▶ PROBLEM TO WORK ON
Across the whole listing, state how many lines include "date". Add nothing to that number.

-=-=-=-=-

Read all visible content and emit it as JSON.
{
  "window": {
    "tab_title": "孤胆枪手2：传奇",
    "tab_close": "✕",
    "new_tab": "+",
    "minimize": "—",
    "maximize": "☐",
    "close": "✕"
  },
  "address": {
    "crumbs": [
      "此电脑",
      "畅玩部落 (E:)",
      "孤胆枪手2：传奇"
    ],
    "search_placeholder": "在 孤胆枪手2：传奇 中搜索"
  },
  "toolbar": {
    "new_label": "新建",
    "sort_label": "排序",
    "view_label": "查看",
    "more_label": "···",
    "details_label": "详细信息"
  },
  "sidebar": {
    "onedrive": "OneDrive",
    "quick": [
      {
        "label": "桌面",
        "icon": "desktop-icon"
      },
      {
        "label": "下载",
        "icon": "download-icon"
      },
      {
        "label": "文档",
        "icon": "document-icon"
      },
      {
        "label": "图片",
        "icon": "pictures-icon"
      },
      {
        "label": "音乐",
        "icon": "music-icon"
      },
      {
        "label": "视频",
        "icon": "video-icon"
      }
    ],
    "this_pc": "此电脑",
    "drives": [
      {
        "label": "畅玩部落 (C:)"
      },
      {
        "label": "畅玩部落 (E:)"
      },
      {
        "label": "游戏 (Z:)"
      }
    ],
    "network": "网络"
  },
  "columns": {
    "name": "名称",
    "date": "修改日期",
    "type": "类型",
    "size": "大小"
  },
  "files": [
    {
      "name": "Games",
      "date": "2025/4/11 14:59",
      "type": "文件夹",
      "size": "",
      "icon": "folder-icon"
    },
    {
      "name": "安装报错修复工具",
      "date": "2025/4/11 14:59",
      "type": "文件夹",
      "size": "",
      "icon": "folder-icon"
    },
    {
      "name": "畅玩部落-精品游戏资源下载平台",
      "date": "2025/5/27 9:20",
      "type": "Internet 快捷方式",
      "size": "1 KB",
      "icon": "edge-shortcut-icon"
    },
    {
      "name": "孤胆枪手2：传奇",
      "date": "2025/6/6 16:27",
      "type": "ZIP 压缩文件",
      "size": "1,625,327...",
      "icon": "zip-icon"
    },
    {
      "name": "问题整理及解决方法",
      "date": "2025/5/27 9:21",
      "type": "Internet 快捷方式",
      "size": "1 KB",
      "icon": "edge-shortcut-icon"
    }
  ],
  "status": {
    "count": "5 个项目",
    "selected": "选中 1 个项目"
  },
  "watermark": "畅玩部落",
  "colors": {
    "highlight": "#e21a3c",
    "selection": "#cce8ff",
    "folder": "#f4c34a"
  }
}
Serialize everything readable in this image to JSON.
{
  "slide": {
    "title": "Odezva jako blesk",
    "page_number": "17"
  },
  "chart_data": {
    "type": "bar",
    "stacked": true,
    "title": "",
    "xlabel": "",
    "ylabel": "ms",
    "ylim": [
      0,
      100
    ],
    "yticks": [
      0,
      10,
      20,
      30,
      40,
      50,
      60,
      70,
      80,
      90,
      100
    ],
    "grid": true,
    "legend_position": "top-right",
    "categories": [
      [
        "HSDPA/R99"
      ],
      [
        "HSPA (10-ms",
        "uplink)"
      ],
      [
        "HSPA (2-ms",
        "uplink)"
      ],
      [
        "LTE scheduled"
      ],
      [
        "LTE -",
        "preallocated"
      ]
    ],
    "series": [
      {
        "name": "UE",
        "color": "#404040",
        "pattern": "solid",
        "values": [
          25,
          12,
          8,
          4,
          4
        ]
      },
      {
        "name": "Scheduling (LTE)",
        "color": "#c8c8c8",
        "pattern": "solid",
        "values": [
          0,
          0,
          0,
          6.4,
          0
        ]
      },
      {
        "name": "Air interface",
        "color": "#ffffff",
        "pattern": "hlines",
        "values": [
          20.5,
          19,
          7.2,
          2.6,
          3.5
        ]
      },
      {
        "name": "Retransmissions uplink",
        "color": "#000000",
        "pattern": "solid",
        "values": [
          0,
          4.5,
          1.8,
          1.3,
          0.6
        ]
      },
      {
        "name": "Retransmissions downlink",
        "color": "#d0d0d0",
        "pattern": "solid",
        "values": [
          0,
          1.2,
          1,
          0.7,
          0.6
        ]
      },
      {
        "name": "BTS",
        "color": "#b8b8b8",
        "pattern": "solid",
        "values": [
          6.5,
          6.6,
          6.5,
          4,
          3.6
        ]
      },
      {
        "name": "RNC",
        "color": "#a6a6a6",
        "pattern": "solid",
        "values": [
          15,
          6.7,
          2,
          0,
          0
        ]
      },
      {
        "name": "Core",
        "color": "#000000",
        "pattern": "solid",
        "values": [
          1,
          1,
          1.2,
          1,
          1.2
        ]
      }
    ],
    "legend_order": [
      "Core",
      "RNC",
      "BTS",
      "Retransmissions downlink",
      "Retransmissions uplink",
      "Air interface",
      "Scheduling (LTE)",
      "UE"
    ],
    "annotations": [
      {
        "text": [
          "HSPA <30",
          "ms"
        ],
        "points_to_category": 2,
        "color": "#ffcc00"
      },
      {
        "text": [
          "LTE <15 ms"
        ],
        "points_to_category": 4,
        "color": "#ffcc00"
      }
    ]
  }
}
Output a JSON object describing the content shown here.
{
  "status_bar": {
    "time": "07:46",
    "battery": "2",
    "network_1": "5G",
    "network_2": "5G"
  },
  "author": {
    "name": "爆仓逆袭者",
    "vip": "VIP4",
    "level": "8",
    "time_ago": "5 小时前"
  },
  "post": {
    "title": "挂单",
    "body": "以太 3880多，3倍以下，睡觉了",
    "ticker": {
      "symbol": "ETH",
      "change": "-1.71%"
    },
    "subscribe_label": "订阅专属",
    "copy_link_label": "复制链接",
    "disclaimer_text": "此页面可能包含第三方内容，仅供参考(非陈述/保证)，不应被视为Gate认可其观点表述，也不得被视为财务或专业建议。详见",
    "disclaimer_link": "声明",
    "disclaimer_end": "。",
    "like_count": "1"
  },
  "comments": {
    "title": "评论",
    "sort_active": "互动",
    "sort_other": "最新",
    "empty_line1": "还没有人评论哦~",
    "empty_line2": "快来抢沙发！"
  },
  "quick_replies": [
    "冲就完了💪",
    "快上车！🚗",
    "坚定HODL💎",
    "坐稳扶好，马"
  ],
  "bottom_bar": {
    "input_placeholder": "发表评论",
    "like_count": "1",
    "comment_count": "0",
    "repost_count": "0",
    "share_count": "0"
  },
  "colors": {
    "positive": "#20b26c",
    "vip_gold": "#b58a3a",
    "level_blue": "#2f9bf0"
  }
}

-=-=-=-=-

▶ SOLUTION TO THIS PROBLEM
6